filter: saturate(200%)

sepia()

Converts the input image to sepia. The value of amount defines the proportion of the conversion. A value of 100% is completely sepia. A value of 0% leaves the input unchanged. Values between 0% and 100% are linear multipliers on the effect. The lacuna value for interpolation is 0.

filter: sepia(100%)

Combining functions

You may combine any number of functions to manipulate the rendering. The following example enhances the contrast and brightness of the image.

filter: contrast(175%) brightness(103%)

Specifications

Specification Status Comment
Filter Effects Module Level 1
The definition of 'filter' in that specification.
Working Draft Initial definition.

Initial valuenone
Applies toall elements; In SVG, it applies to container elements excluding the <defs> element and all graphics elements
Inheritedno
Mediavisual
Computed valueas specified
Animation typea filter function list
Canonical orderthe unique non-ambiguous order defined by the formal grammar

Browser compatibility

FeatureChromeEdgeFirefoxInternet ExplorerOperaSafari
Basic support

53

18 -webkit- 1

Yes

Yes -webkit-

35

342

49 -webkit-

46 -webkit- 3

No4

40

15 -webkit-

6 -webkit-
On SVG elements No Yes35 No No No
FeatureAndroid webviewChrome for AndroidEdge mobileFirefox for AndroidIE mobileOpera AndroidiOS Safari
Basic support

53

4.4 -webkit-

53

Yes

Yes -webkit-

35

342

49 -webkit-

46 -webkit- 3

No

40

22 -webkit-

6 -webkit-
On SVG elements No No Yes35 No No No

1. In Chrome 18 to 19, the saturate() function only takes integers instead of decimal or percentage values. From Chrome 20, this bug is fixed.

2. From version 34: this feature is behind the layout.css.filters.enabled preference (needs to be set to true). To change preferences in Firefox, visit about:config.

3. From version 46: this feature is behind the layout.css.prefixes.webkit preference (needs to be set to true). To change preferences in Firefox, visit about:config.
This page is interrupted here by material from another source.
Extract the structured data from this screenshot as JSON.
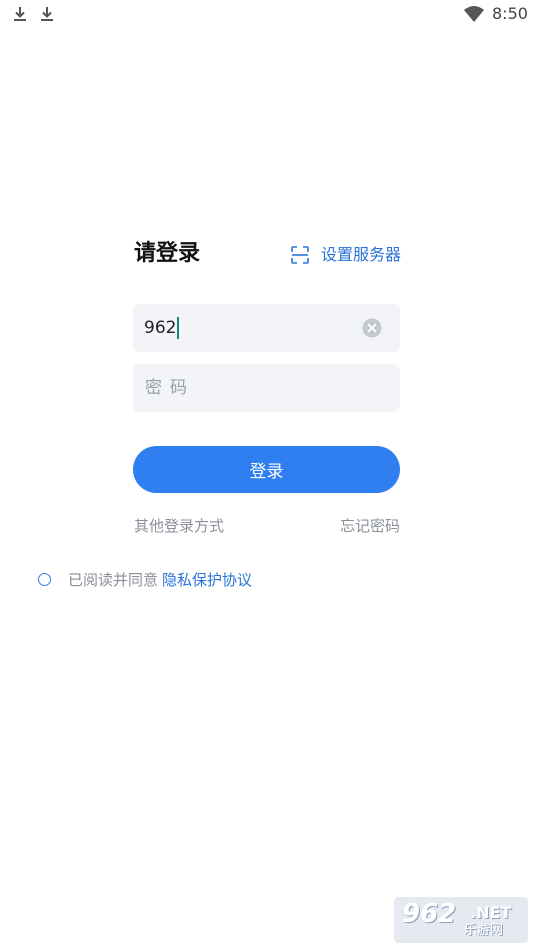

4. Internet Explorer 4 to 9 implemented a non-standard filter property. The syntax was completely different from this one and is not documented here.

See also